And what would those new forms look like? At the most basic level, they would incarnate a theology and spirituality suggested by Vatican II and its emphasis on the normative value of Sacred Scripture. That means recognizing the reality of the Divine Spirit’s universal revelation. That revelation, I’ve come to understand, is quite simple – “beyond belief,” as Elaine Pagels puts it. Here there is no room for exclusivity in terms of 4th century doctrines and dogmas. Instead, understandings of revelation must connect with personal experience founded on a deep spirituality, and nurtured by practices found in all the world’s Great Religions. Those traditions tell us that all creation is one. The world itself embodies and communicates a Revelation open to everyone. We are brothers and sisters with one another and with life forms in the rest of the universe – which means with everything that is. It’s as simple – and as profound – as that.

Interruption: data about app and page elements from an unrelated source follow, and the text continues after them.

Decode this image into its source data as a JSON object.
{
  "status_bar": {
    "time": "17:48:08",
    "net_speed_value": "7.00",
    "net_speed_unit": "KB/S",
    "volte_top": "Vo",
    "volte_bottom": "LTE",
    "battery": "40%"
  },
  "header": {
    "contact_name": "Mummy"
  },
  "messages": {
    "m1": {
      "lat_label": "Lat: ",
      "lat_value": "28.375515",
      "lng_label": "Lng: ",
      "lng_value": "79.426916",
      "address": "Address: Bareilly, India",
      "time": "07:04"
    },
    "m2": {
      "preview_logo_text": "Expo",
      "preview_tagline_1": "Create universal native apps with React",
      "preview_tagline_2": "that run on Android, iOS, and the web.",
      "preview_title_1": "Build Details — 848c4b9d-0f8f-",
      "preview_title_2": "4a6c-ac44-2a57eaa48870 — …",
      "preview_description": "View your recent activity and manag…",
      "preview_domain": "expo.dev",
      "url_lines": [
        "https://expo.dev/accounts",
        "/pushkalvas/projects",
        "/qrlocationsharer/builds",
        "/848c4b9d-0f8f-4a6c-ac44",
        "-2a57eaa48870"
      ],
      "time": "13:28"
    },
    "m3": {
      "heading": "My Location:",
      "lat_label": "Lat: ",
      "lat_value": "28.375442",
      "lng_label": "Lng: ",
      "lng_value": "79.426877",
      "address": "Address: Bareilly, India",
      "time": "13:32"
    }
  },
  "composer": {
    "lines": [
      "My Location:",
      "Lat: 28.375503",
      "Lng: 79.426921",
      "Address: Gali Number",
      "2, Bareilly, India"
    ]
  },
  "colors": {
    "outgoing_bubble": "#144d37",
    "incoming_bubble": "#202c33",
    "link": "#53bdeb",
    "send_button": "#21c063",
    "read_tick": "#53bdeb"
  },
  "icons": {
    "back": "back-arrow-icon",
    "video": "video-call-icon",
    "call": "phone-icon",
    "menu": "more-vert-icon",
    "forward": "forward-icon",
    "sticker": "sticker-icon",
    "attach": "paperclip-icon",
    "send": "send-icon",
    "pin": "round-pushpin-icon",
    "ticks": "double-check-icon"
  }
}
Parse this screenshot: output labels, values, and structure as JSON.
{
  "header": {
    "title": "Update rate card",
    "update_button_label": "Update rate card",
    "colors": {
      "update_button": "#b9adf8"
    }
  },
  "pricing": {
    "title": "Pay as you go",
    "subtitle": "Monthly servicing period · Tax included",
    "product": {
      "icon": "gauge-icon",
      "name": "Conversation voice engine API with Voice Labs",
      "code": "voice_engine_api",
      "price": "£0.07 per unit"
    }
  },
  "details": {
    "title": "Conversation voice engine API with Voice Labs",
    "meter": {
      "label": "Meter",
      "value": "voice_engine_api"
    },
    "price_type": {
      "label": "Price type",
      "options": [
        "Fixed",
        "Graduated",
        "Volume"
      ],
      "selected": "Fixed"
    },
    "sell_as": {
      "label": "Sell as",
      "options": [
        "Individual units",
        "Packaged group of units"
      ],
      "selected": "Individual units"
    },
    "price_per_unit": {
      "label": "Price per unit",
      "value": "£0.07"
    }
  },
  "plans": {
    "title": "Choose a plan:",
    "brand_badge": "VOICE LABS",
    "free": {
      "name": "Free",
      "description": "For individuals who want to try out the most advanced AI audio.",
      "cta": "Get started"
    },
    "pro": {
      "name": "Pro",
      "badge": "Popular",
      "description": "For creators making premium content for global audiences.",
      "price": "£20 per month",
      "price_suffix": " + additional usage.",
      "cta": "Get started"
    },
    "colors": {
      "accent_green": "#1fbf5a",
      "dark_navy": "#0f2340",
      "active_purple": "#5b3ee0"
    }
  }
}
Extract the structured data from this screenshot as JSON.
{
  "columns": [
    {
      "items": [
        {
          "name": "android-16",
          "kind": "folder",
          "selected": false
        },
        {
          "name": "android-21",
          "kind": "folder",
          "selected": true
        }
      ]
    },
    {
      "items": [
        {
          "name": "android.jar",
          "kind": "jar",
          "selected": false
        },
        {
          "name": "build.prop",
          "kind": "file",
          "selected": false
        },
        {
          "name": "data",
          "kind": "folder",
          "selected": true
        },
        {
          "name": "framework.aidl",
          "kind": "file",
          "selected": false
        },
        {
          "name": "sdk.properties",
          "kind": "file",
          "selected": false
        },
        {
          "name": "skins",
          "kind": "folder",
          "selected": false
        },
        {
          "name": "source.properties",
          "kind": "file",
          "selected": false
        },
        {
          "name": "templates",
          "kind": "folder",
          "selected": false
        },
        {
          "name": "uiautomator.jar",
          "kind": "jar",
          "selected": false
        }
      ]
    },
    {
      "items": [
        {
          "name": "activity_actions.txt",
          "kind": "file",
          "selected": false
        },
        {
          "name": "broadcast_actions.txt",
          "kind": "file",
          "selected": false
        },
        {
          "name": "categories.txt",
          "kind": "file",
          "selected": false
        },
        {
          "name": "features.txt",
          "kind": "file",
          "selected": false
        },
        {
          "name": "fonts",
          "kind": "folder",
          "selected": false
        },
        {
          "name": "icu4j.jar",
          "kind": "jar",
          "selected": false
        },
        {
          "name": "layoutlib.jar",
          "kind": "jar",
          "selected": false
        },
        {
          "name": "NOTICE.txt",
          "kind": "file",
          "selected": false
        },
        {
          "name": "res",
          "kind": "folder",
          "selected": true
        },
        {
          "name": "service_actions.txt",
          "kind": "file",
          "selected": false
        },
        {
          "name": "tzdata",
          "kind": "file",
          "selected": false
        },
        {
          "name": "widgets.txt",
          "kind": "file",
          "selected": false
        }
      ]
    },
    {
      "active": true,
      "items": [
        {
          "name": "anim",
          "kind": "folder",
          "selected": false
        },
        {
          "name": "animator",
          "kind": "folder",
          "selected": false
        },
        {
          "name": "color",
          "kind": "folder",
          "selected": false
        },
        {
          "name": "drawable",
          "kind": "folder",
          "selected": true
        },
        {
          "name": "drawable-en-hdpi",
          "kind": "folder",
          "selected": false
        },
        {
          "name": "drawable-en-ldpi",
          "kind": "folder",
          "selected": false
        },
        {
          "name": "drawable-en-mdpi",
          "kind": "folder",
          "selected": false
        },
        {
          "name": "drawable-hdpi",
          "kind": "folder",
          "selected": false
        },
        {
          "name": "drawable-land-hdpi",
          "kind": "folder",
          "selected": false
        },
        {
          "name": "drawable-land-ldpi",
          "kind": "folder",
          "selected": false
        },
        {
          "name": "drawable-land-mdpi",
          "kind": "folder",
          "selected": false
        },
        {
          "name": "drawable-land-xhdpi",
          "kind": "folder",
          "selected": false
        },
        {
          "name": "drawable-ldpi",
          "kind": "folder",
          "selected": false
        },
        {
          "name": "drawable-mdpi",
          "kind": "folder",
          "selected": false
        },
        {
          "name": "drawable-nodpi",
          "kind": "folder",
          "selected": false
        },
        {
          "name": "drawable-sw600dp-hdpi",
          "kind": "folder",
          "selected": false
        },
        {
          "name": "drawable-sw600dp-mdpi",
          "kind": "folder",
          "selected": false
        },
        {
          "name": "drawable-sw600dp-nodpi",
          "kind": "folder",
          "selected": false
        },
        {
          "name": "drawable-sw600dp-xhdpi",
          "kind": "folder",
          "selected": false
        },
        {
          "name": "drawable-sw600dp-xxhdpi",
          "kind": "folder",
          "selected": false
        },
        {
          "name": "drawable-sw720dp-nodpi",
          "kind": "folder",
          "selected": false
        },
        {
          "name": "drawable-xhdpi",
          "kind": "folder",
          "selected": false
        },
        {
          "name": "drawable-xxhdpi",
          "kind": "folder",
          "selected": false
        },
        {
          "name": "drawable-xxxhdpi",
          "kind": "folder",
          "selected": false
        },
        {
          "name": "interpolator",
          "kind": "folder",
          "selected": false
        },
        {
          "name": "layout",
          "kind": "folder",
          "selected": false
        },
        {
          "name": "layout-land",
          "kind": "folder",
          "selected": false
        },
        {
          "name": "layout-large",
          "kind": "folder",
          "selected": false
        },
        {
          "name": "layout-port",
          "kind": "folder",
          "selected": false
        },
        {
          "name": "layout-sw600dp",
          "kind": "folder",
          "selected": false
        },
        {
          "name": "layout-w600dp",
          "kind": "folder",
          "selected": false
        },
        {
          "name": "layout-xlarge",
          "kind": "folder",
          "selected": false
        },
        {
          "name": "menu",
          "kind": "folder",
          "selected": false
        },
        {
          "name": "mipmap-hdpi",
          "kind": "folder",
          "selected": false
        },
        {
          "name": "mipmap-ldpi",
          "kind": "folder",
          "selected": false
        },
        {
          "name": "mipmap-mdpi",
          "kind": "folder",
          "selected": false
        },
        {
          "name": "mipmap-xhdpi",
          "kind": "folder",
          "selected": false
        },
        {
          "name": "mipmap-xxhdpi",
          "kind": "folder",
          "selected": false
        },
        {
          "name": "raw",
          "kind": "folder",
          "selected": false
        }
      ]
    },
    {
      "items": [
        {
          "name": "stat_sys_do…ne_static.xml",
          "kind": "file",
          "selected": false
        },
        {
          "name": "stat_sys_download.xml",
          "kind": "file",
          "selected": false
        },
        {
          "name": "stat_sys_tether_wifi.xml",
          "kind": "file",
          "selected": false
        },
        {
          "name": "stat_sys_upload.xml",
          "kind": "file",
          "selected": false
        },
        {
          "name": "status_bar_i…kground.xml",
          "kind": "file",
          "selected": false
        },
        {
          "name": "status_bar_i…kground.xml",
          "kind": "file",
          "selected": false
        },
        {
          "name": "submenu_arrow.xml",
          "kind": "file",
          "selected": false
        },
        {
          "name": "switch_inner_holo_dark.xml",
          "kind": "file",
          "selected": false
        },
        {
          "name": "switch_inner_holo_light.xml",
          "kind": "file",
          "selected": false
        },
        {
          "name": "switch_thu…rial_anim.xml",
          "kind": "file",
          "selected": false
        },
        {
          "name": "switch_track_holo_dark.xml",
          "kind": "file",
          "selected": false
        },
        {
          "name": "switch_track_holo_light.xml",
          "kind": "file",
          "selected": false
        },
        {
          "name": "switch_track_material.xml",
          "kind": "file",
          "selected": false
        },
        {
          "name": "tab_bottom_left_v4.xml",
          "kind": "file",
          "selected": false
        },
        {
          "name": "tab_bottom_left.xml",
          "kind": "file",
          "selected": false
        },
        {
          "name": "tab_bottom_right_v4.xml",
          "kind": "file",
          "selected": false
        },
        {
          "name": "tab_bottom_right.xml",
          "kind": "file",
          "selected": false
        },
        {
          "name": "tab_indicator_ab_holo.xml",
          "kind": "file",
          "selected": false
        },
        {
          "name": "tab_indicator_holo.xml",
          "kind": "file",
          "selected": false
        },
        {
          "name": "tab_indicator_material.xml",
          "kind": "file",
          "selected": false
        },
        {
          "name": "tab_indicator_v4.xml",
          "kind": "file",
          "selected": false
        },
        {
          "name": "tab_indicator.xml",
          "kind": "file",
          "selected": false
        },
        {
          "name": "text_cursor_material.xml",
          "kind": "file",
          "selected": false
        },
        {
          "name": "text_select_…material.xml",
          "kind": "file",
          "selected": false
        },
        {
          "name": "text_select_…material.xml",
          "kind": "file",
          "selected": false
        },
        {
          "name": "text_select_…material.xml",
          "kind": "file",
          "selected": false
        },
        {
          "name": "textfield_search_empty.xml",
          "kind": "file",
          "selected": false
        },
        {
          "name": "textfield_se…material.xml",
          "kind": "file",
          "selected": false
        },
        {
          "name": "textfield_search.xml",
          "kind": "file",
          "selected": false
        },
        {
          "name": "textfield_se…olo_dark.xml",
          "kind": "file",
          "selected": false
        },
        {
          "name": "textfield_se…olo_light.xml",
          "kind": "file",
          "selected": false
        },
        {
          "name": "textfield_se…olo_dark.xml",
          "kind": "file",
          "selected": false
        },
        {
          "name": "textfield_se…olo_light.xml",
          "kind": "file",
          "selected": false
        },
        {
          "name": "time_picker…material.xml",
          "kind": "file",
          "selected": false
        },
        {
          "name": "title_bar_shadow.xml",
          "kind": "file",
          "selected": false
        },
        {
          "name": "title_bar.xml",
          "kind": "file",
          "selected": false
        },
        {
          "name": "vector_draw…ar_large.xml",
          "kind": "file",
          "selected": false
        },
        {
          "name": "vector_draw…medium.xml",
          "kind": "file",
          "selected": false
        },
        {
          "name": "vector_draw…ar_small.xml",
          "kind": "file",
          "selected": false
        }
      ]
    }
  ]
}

The simplicity, profundity and mystery of it all have haunted me since my participation in a seminar at the Atheneum Anselmianum, my second year in Rome. The topic in this very international setting had turned to enculturation – making Christian faith understandable across cultural lines. A young priest from India asked a simple question. “How do you make the uniqueness of Jesus understandable to Hindus? They, after all, believe that every human being is a God-person.” That simple question drove me to examine my faith at the deepest level. I wondered: if I were to translate my Christian faith concept for concept into something truly understandable to Indians, would it come out Hinduism? I still don’t know the answer to that question. I know it’s way more complicated than I suggest. However, my musings sent me on a Merton-like quest to understand what the East had to offer in terms of understanding God and spirituality.

Eventually, all of that brought me to a position I’ve (re?)discovered over the last fifteen years. It’s centralized the practice of daily meditation, but in a form much simpler than the Ignatian method introduced to young Columbans during our “Spiritual Year,” when we all were about 20 years of age.  Other elements include repetition of the mantram (aspirations), reading from the world’s great mystical traditions, training the senses, slowing down, practicing one-pointed attention, putting the needs of others first, and association with those who are following the same spiritual path. It’s all explained quite simply, for instance, in many books by Eknath Easwaran, but especially in his Meditation. However I’ve been drawn to this path, not on someone else’s recommendation, but because my personal experience has shown its effectiveness in terms of changes in my life and behaviour. Absent that, I’d stop the practices.

I sometimes wish that form of spirituality and spiritual formation had been the foundation of my training for the priesthood. In that case, I might still be a Columban, simply because such practice would have resulted in a radically different form of priesthood. Instead, the spiritual direction I experienced in the seminary and especially after ordination was as heteronomos as the (non)instruction offered us about celibacy. For the most part, both were formal, uninvolved and lacking in real insight for young aspirants desiring to lead genuinely spiritual lives. By no means was this the fault of the good men who tried to guide us. It’s just that the prevailing spirituality, the method of prayer and meditation, the books offered for “spiritual reading” and the spiritual practices we followed were all grossly tainted by dogmatism, formality and legalism.

Those are the very characteristics that eventually drove so many of us away from our supposed priestly calling.

Next week: Series Conclusion